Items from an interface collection
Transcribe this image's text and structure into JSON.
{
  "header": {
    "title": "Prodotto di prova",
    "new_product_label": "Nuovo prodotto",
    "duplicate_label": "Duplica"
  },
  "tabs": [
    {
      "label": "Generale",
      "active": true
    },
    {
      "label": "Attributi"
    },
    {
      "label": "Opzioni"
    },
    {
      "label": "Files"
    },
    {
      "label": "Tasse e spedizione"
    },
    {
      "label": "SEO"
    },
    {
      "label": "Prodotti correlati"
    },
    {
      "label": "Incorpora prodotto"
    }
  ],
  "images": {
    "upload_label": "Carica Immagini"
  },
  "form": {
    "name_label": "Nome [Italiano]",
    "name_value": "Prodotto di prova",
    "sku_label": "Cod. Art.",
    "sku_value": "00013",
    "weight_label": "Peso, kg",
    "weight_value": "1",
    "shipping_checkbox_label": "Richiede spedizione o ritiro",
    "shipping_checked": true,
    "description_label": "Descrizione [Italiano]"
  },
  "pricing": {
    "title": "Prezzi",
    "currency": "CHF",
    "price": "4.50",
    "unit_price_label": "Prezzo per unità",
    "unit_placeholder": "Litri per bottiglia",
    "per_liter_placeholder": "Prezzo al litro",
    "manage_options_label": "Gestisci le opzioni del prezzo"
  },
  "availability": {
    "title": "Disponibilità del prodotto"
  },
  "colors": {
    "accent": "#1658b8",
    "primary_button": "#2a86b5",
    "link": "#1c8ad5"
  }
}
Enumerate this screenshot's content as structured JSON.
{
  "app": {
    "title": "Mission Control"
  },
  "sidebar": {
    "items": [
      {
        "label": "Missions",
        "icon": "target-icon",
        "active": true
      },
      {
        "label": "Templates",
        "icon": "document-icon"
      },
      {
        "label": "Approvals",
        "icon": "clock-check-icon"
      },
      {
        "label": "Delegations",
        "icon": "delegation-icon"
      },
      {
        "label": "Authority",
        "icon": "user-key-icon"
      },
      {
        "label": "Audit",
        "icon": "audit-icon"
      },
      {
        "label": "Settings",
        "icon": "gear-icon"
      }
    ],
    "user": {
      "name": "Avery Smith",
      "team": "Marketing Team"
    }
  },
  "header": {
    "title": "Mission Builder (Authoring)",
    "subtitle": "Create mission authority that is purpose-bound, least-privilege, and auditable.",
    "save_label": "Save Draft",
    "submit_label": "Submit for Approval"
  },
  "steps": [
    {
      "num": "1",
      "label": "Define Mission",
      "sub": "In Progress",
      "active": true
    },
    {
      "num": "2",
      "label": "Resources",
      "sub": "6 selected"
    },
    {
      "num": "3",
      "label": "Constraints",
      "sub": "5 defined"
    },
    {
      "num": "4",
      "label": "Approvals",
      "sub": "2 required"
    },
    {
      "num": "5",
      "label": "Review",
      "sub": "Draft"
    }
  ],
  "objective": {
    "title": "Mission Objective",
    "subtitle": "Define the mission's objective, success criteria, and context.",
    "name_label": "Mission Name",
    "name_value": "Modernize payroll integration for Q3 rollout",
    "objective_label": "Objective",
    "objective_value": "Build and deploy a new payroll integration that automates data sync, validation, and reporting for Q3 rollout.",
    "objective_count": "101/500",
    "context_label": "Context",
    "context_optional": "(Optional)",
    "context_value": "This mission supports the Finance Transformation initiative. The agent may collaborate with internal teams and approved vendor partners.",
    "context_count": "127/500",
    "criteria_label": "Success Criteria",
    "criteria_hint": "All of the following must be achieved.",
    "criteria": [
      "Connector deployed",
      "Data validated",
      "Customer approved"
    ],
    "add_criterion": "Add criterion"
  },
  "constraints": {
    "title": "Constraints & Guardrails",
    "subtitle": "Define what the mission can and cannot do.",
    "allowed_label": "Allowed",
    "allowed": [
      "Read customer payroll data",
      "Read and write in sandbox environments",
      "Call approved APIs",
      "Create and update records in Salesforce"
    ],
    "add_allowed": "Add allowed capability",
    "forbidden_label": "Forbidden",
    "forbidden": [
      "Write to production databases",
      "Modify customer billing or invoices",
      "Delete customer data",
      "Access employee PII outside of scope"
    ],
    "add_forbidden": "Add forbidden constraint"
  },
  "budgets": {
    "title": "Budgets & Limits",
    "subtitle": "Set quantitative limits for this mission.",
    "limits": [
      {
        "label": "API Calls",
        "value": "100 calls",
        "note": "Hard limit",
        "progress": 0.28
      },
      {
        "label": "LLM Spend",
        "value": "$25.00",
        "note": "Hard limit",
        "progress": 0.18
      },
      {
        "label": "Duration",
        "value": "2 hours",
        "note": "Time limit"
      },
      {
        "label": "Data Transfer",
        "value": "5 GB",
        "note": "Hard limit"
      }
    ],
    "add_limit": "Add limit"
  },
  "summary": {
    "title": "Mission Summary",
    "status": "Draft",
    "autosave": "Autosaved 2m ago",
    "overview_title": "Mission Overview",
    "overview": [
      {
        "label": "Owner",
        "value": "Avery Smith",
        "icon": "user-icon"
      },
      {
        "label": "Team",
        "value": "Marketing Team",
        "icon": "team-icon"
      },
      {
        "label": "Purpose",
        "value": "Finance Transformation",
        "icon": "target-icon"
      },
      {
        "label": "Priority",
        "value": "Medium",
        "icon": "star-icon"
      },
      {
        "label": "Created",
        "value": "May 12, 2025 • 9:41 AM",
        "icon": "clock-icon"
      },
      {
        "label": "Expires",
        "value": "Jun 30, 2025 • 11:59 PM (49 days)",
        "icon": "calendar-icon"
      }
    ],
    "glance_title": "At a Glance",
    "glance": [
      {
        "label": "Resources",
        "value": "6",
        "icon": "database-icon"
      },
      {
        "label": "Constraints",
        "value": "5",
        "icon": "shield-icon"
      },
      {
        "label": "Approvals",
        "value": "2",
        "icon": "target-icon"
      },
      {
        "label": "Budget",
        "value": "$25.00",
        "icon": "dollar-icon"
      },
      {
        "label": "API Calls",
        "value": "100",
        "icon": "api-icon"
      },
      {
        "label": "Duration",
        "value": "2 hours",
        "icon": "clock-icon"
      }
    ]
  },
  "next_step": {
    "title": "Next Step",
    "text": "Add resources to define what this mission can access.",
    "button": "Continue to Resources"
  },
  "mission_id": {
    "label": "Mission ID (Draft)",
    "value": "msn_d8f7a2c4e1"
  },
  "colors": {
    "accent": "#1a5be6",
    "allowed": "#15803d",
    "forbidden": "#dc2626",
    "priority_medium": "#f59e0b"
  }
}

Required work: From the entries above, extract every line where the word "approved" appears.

Answer to the exercise:
    "context_value": "This mission supports the Finance Transformation initiative. The agent may collaborate with internal teams and approved vendor partners.",
      "Customer approved"
      "Call approved APIs",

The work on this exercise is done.